This holiday season, a very special group of young Calgarians is looking for help getting outside to play.
While most parents take for granted that their children can visit a local playground, for some of the most medically-vulnerable children, this is an almost logistical impossibility.
And for some of these children, it could mean being able to touch grass for the first time in their lives.
“Play is so important, whether you’re medically fragile or not,” said Pam McGladdery, CEO of the Universal Service Rehabilitation Agency (URSA).
URSA, along with non-profit housing provider HomeSpace, are looking to raise $200,000 in order to build a fully accessible and inclusive playground next to URSA’s Cub House in Martindale.

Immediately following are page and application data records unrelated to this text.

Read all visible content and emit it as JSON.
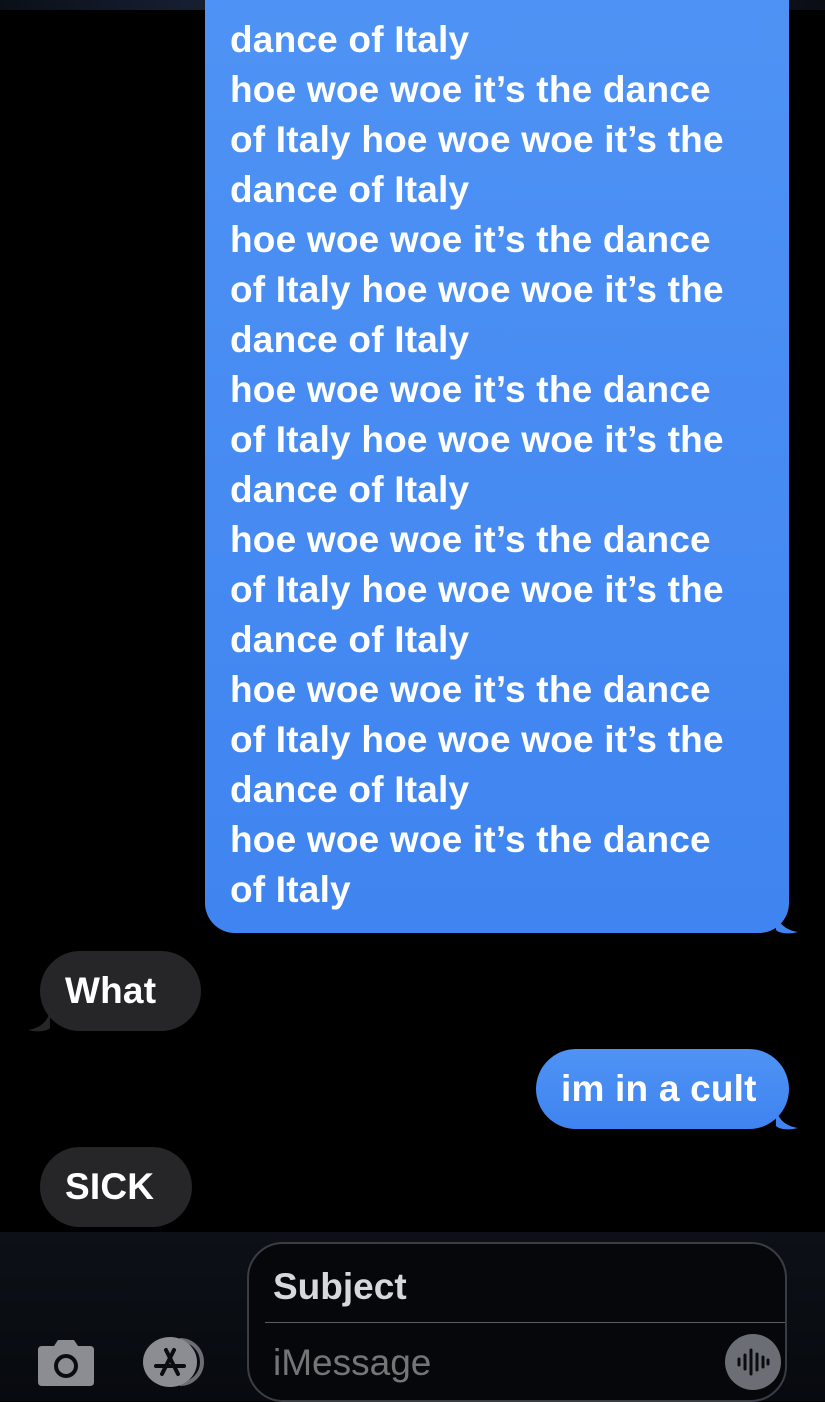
{
  "thread": {
    "big_message": {
      "lines": [
        "dance of Italy",
        "hoe woe woe it’s the dance",
        "of Italy hoe woe woe it’s the",
        "dance of Italy",
        "hoe woe woe it’s the dance",
        "of Italy hoe woe woe it’s the",
        "dance of Italy",
        "hoe woe woe it’s the dance",
        "of Italy hoe woe woe it’s the",
        "dance of Italy",
        "hoe woe woe it’s the dance",
        "of Italy hoe woe woe it’s the",
        "dance of Italy",
        "hoe woe woe it’s the dance",
        "of Italy hoe woe woe it’s the",
        "dance of Italy",
        "hoe woe woe it’s the dance",
        "of Italy"
      ]
    },
    "received_1": "What",
    "sent_2": "im in a cult",
    "received_2": "SICK"
  },
  "input": {
    "subject_label": "Subject",
    "message_placeholder": "iMessage"
  },
  "icons": {
    "camera": "camera-icon",
    "app_store": "app-store-icon",
    "audio": "audio-waveform-icon"
  },
  "colors": {
    "sent_bubble": "#3f84f0",
    "received_bubble": "#262628",
    "background": "#000000"
  }
}
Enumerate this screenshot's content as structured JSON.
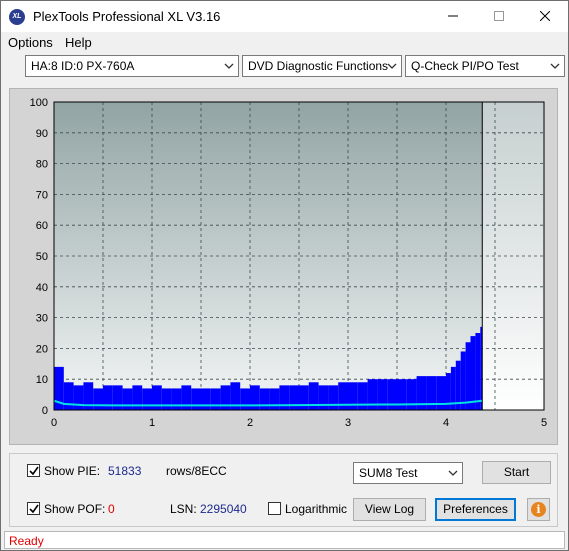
{
  "window": {
    "title": "PlexTools Professional XL V3.16",
    "icon_label": "XL"
  },
  "menu": {
    "options": "Options",
    "help": "Help"
  },
  "selectors": {
    "drive": "HA:8 ID:0  PX-760A",
    "function": "DVD Diagnostic Functions",
    "test": "Q-Check PI/PO Test"
  },
  "chart_data": {
    "type": "bar",
    "x": {
      "min": 0,
      "max": 5,
      "ticks": [
        "0",
        "1",
        "2",
        "3",
        "4",
        "5"
      ]
    },
    "y": {
      "min": 0,
      "max": 100,
      "ticks": [
        "0",
        "10",
        "20",
        "30",
        "40",
        "50",
        "60",
        "70",
        "80",
        "90",
        "100"
      ]
    },
    "grid": true,
    "data_end_x": 4.37,
    "series": [
      {
        "style": "bars",
        "color": "#0000ff",
        "x": [
          0.0,
          0.1,
          0.2,
          0.3,
          0.4,
          0.5,
          0.6,
          0.7,
          0.8,
          0.9,
          1.0,
          1.1,
          1.2,
          1.3,
          1.4,
          1.5,
          1.6,
          1.7,
          1.8,
          1.9,
          2.0,
          2.1,
          2.2,
          2.3,
          2.4,
          2.5,
          2.6,
          2.7,
          2.8,
          2.9,
          3.0,
          3.1,
          3.2,
          3.3,
          3.4,
          3.5,
          3.6,
          3.7,
          3.8,
          3.9,
          4.0,
          4.05,
          4.1,
          4.15,
          4.2,
          4.25,
          4.3,
          4.35
        ],
        "values": [
          14,
          9,
          8,
          9,
          7,
          8,
          8,
          7,
          8,
          7,
          8,
          7,
          7,
          8,
          7,
          7,
          7,
          8,
          9,
          7,
          8,
          7,
          7,
          8,
          8,
          8,
          9,
          8,
          8,
          9,
          9,
          9,
          10,
          10,
          10,
          10,
          10,
          11,
          11,
          11,
          12,
          14,
          16,
          19,
          22,
          24,
          25,
          27
        ]
      },
      {
        "style": "line",
        "color": "#00e0e0",
        "x": [
          0.0,
          0.1,
          0.3,
          0.6,
          1.0,
          1.5,
          2.0,
          2.5,
          3.0,
          3.5,
          4.0,
          4.2,
          4.37
        ],
        "values": [
          3,
          2,
          1.6,
          1.5,
          1.5,
          1.5,
          1.5,
          1.6,
          1.7,
          1.8,
          2.0,
          2.4,
          3.0
        ]
      }
    ]
  },
  "controls": {
    "show_pie_label": "Show PIE:",
    "pie_value": "51833",
    "pie_unit": "rows/8ECC",
    "show_pof_label": "Show POF:",
    "pof_value": "0",
    "lsn_label": "LSN:",
    "lsn_value": "2295040",
    "logarithmic_label": "Logarithmic",
    "test_select": "SUM8 Test",
    "start_label": "Start",
    "viewlog_label": "View Log",
    "preferences_label": "Preferences",
    "info_icon": "info-icon"
  },
  "status": {
    "text": "Ready"
  }
}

This will provide the children, many of whom are in wheelchairs or use walkers and require constant medical supervision, the ability to have the freedom to play like their peers.
“Never have there been children more deserving of a spark of joy in their living space,” said Bernadette Majdell, CEO of HomeSpace.
Providing for those who need more than acute care
At the Cub House, children who are medically fragile are provided 24 hours a day medical care by pediatric nurses. The facility is the only one of its kind in Calgary
The facility was created by URSA after it became apparent that children who had received acute pediatric care at the Children’s hospital needed more.
“These little ones were in the hospital, and medically they were ready to be discharged, but there was no community operator that was able to provide the services,” said McGladdery.
These children exited the hospital still needing a high level of care. In some cases after having had tracheotomies, or requiring to be on ventilators.
The staff at Cub House help to take care of the medical needs for these children, allowing them to return to their homes in their communities.
A playground for those who haven’t been able to play
Michael Greenhough, a playground design consultant, said that there has been a real learning curve for creating playgrounds that meet the needs of special needs and medically vulnerable children.
“The key here is really making sure that things are unencumbered, you want to make sure you’ve got a lot of space, you’ve got play toys for everybody,” he said.
“When designing for people who bound to a wheelchair or medically incapable of walking, we want to make sure that there’s good flat surfaces, we want to make sure there’s good wide open spaces, and to be able to have them and their handlers navigate safely and securely throughout the site.”
The playground will have a variety of play stations, and a level access universal carousel, along with some open grass space.
“Our plan is to have a grassy area where we could do ball play and yard games, as well as specific items that could be for people that are in wheelchairs and or those that are not,” said McGladdery.
“Kids can get out of their wheelchair and feel what it’s like to be on grass, probably for the first time, in many cases,” she said.
Greenhough said that they have also created a design that is safe for the children, while still providing them high quality of play.
He said that this playground has two features that he was particularly excited about. First, a magnetic white board that will allow children to paint and draw.
“It’s included learning and it gives them something fun to play with,” he said.
Secondly, and most exciting for him, was the inclusion of the level access carousel.
“We all grew up with a merry go round—we all grew up flying off merry go rounds—the key to that particular feature though, is it is an inclusive piece and it is specifically designed to be that inclusive piece,” said Greenhough.
“Anyone can use it but, especially those in wheelchair. The concept of them being able to roll on to the platform, secure themselves on the platform, have a friend with them and have someone spin the platform with them—whether that’s a brother or a sister, you know, parent, caregiver—everybody can interact on this particular platform.”
Making a difference for families
Kirsty Venner and Jeff Kundry are parents to Becky, one of the children who receives help from URSA. Becky will have access to the new playground.
“Before Becky was with URSA, we had her living in the home, and it was very difficult because she needed constant care,” said Venner.
Because of their child’s medical needs, Venner had to leave her career. This meant managing her daughter’s health, and a team of caregivers, which made it impossible to live a normal life.
Kundry said that addressing even normal everyday activities like preparing a family dinner got bumped because of Becky’s medical needs.
Thanks to the care that URSA provides for Becky, it has made their family house a home again.
“We can spend quality time with Becky now instead of just managing her as a project,” she Venner.
The pair are looking forward to having a space again where Becky will be able to play. As she got older, it wasn’t possible to take her to the swings she loved so much.
“She really loved swings, and she really loved to be around other kids that are enjoying themselves. She seems to really feed and get the energy from those kids and she doesn’t experience it very often, so this would be a really enriching for her,” said Venner.
Looking for community donations
URSA has already put down deposits for playground equipment and contractors, but is looking for help from Calgarians to complete the $200,000 required to build the playground.
The organization has been able to line up local businesses, non-profits, and community partners that have stepped up to seed the project with funding.
"So any dollar that a Calgarian can give during Christmas time, or anytime—no amount is too small, and that $10 helps and turns into $20, and $100 turns into $200," said McGladdery.
URSA is looking at having the playground built in the springtime for the kids, and donations can be made on their website.
"I think every child deserves to have a fun place to play, and for a long time, we haven't had that opportunity for medically fragile kids in Calgary," said Venner.
"All we're asking is to have that same enjoyment for our kids."